--- Your assignment ---
Filter the entries beneath this task, copying only the lines that hold the word "shape".

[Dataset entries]
=== Begin Enclosure ===

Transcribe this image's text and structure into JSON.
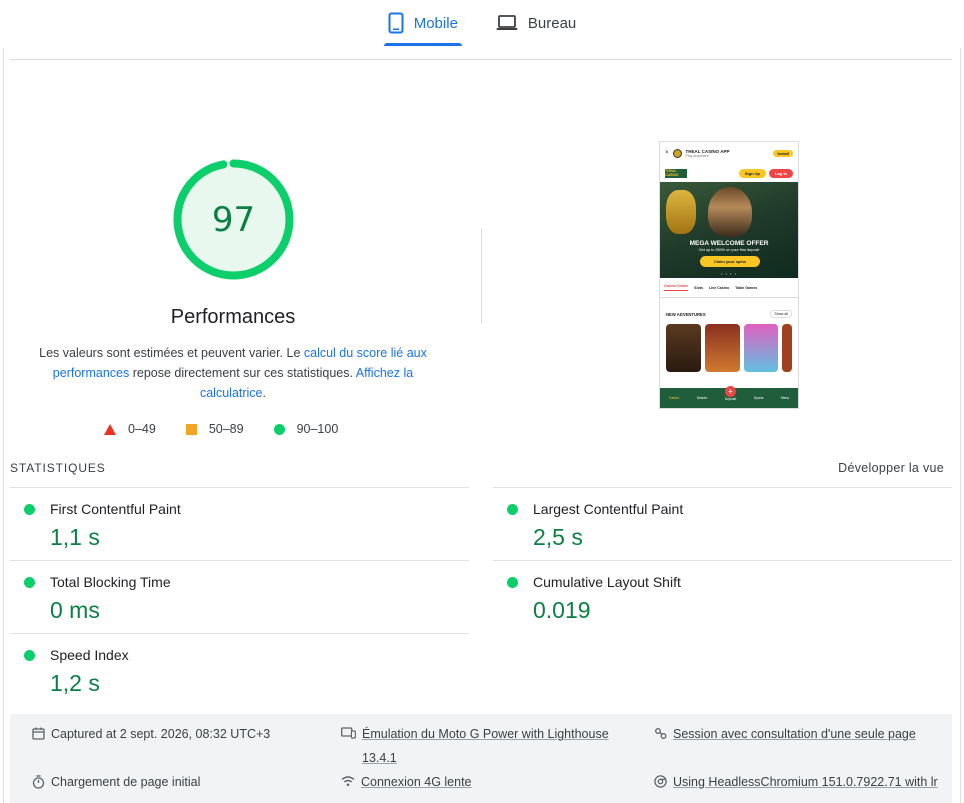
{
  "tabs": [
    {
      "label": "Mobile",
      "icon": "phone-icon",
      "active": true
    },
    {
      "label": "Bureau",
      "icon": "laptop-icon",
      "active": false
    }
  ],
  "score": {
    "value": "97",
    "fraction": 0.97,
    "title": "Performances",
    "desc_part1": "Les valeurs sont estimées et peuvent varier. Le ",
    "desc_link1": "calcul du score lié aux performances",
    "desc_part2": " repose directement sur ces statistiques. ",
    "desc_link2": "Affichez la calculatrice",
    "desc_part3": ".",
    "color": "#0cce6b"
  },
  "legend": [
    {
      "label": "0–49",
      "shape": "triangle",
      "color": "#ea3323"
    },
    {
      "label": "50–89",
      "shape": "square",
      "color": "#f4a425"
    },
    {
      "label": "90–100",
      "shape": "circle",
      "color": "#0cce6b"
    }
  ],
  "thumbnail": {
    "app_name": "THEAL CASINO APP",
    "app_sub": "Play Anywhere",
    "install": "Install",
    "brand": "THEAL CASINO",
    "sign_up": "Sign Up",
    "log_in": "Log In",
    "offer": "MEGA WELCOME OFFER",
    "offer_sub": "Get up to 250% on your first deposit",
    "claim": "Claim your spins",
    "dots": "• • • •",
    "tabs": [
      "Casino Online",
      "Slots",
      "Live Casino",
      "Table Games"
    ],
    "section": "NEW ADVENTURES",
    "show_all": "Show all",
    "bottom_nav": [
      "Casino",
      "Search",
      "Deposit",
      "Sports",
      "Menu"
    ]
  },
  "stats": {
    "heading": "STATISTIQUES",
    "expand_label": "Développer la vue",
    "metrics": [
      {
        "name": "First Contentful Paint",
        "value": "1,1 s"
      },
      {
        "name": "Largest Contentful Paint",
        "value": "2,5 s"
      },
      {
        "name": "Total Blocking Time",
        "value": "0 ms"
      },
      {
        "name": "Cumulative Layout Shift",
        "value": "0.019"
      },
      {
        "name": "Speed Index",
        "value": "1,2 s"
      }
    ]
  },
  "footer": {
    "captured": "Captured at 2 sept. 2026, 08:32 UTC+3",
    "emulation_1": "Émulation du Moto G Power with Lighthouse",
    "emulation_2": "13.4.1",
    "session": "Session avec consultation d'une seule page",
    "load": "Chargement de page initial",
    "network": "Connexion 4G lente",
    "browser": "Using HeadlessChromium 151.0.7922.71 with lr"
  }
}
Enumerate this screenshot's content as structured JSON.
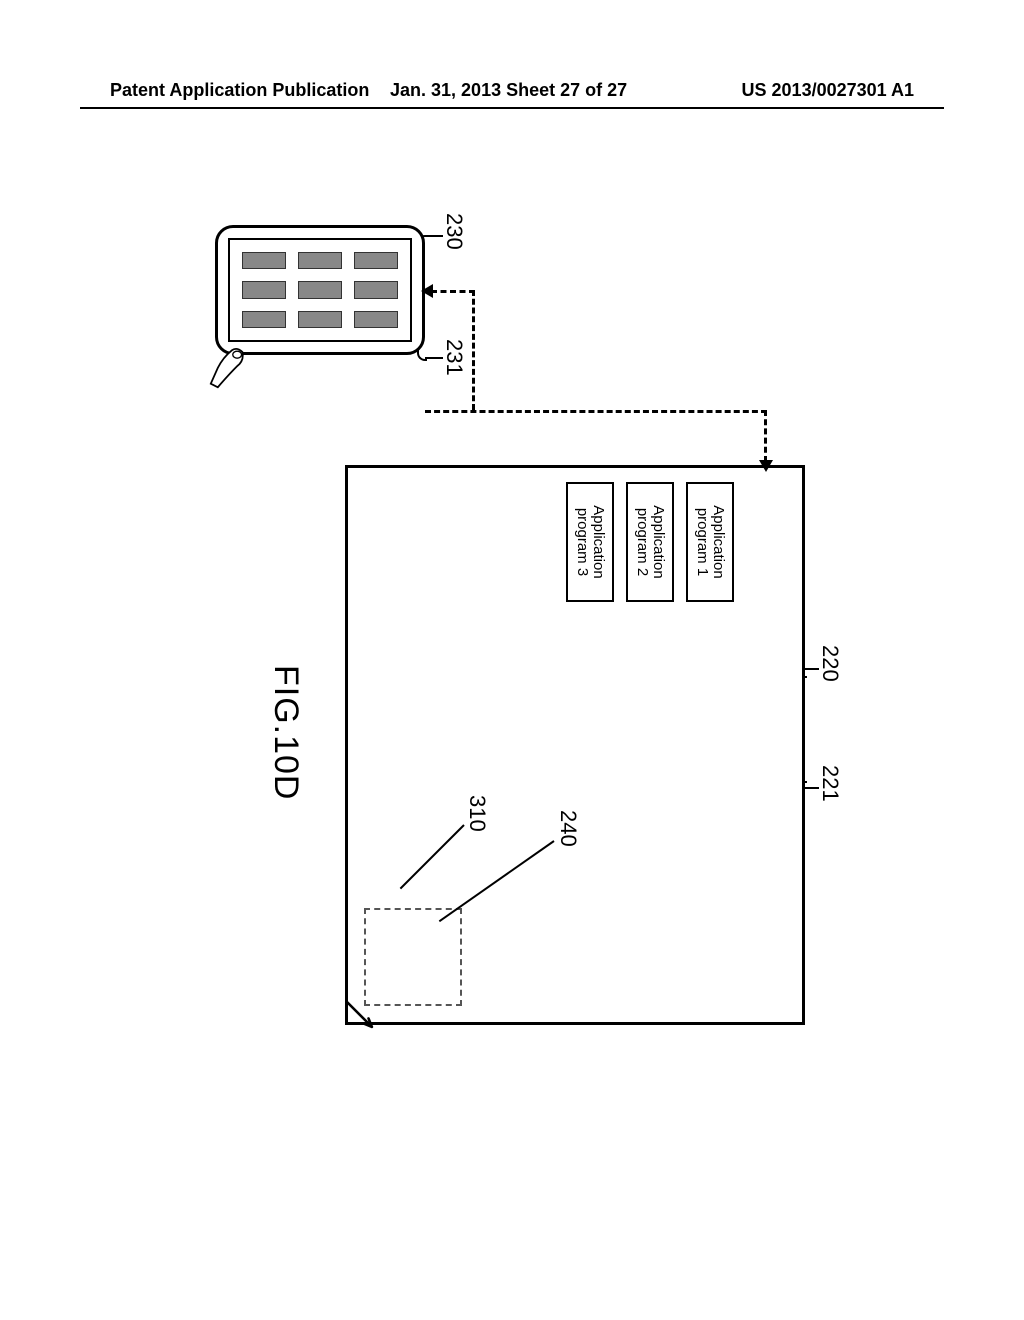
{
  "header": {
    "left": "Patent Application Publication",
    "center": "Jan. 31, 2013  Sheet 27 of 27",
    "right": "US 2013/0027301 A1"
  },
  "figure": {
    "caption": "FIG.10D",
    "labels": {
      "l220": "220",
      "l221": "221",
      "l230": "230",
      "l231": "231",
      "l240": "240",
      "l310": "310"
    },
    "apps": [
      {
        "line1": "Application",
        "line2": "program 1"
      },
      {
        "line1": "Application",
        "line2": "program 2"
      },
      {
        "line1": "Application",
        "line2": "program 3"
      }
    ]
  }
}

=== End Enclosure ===

--- Result ---
      "shape": "triangle",
      "shape": "square",
      "shape": "circle",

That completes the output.